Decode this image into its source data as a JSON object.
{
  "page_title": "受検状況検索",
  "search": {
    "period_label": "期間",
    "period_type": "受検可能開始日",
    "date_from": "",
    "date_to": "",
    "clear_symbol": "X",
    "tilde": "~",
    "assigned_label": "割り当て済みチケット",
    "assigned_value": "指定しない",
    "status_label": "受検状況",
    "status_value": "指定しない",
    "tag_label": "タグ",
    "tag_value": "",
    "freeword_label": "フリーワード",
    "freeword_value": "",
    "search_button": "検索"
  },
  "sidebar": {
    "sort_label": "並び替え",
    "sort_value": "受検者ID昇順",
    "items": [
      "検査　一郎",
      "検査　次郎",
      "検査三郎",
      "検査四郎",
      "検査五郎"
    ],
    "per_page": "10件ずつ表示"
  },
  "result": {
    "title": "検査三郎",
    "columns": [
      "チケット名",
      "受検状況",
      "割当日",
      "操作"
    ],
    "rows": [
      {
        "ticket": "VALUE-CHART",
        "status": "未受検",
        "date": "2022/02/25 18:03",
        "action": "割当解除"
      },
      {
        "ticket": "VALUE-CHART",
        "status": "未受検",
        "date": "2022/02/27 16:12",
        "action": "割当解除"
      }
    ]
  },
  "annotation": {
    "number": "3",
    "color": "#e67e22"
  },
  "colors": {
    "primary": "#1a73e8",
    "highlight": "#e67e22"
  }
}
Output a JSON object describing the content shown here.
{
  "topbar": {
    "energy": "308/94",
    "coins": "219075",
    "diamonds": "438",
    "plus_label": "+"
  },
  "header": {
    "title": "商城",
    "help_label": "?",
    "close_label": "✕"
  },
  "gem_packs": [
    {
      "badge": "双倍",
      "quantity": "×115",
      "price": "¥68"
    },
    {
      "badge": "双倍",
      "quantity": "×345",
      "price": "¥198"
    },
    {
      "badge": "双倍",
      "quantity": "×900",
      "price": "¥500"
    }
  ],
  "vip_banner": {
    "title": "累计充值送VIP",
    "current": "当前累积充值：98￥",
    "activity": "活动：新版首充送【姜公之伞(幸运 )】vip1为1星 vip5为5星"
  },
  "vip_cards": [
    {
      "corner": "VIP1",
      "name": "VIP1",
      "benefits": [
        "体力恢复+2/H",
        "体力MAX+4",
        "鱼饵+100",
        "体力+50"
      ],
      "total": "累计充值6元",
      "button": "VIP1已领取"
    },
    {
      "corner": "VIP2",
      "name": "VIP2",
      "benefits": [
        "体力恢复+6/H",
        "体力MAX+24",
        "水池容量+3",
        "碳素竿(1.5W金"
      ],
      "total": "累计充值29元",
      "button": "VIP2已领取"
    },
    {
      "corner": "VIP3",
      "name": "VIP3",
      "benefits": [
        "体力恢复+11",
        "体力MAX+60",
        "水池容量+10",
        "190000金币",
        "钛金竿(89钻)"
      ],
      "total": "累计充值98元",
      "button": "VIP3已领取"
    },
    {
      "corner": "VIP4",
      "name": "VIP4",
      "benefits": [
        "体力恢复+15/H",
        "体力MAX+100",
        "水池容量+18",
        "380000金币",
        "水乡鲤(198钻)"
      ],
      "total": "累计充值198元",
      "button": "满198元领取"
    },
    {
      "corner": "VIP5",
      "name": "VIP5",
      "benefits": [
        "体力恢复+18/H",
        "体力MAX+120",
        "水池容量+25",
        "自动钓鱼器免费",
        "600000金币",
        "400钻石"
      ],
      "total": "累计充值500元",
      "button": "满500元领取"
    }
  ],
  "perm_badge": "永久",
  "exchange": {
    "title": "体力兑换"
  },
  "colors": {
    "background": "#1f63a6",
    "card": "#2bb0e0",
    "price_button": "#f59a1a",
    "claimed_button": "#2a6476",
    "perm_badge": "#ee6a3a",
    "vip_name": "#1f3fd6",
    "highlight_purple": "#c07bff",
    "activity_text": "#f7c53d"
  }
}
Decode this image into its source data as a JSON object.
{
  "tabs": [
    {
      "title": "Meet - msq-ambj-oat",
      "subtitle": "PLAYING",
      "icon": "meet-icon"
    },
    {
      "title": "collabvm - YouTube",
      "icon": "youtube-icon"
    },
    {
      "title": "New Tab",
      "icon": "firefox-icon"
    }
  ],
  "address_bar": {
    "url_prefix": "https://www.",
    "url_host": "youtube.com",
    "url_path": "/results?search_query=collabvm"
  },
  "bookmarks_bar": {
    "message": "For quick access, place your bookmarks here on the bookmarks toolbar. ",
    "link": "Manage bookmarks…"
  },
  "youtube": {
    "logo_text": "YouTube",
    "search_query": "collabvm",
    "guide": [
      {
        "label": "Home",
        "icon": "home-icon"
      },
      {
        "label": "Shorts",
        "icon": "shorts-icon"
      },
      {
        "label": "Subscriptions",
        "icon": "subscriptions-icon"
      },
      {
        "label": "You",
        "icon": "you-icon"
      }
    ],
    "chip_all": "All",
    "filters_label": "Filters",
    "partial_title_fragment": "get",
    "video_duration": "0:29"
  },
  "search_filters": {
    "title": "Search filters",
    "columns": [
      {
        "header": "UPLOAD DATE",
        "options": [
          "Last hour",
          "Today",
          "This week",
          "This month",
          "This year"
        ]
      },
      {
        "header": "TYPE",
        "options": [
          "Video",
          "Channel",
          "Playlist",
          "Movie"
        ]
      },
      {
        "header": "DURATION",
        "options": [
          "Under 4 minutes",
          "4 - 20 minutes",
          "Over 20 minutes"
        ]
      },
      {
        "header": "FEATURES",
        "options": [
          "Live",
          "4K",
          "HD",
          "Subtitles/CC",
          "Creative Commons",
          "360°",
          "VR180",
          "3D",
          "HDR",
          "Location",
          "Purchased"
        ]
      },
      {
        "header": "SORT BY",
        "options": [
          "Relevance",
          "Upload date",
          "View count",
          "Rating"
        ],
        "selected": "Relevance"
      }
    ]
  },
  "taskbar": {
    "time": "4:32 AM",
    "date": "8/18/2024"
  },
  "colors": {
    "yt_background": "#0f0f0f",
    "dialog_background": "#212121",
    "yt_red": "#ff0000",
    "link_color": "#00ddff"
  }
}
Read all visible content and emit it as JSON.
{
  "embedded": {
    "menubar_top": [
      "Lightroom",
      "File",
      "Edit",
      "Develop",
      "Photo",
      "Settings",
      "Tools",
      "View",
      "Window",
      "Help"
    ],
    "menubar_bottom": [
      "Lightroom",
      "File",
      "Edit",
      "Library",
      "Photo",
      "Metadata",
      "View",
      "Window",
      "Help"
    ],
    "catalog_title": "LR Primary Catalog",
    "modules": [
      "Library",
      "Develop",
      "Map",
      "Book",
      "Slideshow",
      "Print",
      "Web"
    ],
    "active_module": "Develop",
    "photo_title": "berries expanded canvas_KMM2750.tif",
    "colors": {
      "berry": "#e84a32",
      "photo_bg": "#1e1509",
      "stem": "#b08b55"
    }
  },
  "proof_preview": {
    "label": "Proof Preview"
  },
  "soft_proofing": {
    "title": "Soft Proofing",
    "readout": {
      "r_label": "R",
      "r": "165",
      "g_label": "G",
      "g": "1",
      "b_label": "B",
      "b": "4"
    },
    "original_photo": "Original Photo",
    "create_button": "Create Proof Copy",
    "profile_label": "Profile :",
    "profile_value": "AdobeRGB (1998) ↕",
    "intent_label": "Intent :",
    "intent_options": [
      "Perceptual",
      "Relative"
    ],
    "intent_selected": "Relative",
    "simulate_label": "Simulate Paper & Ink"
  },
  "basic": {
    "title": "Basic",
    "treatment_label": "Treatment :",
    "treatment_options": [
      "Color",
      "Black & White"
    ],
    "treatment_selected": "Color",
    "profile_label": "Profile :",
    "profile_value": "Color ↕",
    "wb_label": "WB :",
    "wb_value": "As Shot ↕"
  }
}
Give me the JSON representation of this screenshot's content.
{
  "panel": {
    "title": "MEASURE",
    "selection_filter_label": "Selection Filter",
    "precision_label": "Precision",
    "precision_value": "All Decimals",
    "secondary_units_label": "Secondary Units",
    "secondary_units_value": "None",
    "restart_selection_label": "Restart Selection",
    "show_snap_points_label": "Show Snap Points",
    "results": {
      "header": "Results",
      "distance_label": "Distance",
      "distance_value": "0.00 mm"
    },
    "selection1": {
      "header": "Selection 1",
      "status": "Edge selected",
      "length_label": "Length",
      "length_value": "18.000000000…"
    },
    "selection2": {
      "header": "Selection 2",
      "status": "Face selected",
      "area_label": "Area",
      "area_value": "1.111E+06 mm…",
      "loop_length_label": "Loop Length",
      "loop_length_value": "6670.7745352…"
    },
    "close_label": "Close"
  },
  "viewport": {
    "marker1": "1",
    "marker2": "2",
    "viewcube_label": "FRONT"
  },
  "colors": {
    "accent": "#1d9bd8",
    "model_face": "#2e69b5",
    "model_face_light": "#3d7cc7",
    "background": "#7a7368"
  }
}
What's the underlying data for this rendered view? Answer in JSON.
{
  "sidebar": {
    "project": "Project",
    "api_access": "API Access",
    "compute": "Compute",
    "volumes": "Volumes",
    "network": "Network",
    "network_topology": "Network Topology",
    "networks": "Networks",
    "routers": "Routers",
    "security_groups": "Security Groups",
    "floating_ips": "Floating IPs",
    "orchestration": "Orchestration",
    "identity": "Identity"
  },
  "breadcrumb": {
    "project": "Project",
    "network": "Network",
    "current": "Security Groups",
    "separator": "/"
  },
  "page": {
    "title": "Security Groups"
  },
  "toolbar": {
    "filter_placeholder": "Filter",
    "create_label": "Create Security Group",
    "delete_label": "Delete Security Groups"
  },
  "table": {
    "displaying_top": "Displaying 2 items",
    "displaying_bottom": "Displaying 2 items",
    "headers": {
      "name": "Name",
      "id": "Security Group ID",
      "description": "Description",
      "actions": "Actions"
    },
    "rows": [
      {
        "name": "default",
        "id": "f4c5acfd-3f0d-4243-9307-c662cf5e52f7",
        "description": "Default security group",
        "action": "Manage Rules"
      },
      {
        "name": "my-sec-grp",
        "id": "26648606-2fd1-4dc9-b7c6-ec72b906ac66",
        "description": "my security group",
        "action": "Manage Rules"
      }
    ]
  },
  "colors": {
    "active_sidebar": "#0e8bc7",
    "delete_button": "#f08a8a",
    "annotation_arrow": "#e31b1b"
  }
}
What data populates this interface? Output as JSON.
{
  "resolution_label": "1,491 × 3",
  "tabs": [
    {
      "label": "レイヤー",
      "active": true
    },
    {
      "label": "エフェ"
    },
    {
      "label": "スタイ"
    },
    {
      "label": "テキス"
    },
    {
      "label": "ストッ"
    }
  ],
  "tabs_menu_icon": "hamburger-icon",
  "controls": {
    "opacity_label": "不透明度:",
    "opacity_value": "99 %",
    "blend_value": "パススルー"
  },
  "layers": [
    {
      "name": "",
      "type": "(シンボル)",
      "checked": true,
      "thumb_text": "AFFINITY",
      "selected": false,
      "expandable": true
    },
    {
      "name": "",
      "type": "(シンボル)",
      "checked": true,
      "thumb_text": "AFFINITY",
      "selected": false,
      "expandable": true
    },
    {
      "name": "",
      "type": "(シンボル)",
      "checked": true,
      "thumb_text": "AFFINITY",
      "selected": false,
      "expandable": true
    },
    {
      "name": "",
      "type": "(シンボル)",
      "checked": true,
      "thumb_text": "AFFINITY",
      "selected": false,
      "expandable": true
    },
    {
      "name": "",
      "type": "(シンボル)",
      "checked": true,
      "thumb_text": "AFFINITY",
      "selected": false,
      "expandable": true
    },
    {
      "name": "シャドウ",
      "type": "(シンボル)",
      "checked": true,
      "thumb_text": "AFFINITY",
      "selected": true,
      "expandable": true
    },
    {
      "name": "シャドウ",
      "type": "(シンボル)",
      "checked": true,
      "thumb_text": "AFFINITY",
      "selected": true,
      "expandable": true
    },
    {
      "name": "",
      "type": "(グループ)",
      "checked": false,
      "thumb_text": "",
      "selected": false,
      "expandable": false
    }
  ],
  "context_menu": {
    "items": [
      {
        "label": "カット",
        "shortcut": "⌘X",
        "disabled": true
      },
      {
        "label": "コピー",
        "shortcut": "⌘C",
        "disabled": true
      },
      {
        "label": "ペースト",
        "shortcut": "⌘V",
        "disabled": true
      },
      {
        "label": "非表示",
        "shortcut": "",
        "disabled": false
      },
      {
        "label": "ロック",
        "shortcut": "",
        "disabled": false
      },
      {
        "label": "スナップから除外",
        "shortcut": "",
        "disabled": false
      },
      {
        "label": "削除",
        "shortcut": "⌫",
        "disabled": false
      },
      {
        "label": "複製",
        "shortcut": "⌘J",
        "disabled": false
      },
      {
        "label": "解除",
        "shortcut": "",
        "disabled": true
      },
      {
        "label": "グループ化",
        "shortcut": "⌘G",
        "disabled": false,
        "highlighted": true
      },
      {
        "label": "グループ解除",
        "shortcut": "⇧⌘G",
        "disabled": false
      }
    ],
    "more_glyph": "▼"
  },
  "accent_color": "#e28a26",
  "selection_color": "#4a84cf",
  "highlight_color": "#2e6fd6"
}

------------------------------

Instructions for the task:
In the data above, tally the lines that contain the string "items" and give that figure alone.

Answer space:
4